• [Task to carry out]: Each record should be copied exactly, and none of them omitted.

(Data supplied begins)

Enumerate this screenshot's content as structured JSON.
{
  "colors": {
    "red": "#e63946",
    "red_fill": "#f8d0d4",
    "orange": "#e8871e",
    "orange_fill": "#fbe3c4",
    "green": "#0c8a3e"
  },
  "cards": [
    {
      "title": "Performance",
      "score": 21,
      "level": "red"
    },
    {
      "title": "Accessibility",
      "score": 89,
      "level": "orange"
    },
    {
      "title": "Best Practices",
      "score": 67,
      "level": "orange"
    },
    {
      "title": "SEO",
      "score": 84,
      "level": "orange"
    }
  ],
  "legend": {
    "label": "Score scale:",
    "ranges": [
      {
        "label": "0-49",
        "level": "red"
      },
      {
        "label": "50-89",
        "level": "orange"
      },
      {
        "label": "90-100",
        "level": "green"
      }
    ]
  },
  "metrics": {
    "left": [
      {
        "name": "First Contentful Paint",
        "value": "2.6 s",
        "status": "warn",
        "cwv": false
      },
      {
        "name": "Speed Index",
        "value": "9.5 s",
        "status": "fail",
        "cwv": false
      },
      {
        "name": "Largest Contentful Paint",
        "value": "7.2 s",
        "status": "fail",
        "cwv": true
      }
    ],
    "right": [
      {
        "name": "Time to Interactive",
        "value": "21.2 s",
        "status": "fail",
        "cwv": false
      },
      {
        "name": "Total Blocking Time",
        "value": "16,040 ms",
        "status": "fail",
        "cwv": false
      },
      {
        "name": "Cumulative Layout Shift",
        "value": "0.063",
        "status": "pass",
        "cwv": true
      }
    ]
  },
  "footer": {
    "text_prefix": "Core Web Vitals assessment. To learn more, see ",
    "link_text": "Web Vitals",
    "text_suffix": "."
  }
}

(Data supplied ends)

• [Answer to the exercise]:
Enumerate this screenshot's content as structured JSON.
{
  "colors": {
    "red": "#e63946",
    "red_fill": "#f8d0d4",
    "orange": "#e8871e",
    "orange_fill": "#fbe3c4",
    "green": "#0c8a3e"
  },
  "cards": [
    {
      "title": "Performance",
      "score": 21,
      "level": "red"
    },
    {
      "title": "Accessibility",
      "score": 89,
      "level": "orange"
    },
    {
      "title": "Best Practices",
      "score": 67,
      "level": "orange"
    },
    {
      "title": "SEO",
      "score": 84,
      "level": "orange"
    }
  ],
  "legend": {
    "label": "Score scale:",
    "ranges": [
      {
        "label": "0-49",
        "level": "red"
      },
      {
        "label": "50-89",
        "level": "orange"
      },
      {
        "label": "90-100",
        "level": "green"
      }
    ]
  },
  "metrics": {
    "left": [
      {
        "name": "First Contentful Paint",
        "value": "2.6 s",
        "status": "warn",
        "cwv": false
      },
      {
        "name": "Speed Index",
        "value": "9.5 s",
        "status": "fail",
        "cwv": false
      },
      {
        "name": "Largest Contentful Paint",
        "value": "7.2 s",
        "status": "fail",
        "cwv": true
      }
    ],
    "right": [
      {
        "name": "Time to Interactive",
        "value": "21.2 s",
        "status": "fail",
        "cwv": false
      },
      {
        "name": "Total Blocking Time",
        "value": "16,040 ms",
        "status": "fail",
        "cwv": false
      },
      {
        "name": "Cumulative Layout Shift",
        "value": "0.063",
        "status": "pass",
        "cwv": true
      }
    ]
  },
  "footer": {
    "text_prefix": "Core Web Vitals assessment. To learn more, see ",
    "link_text": "Web Vitals",
    "text_suffix": "."
  }
}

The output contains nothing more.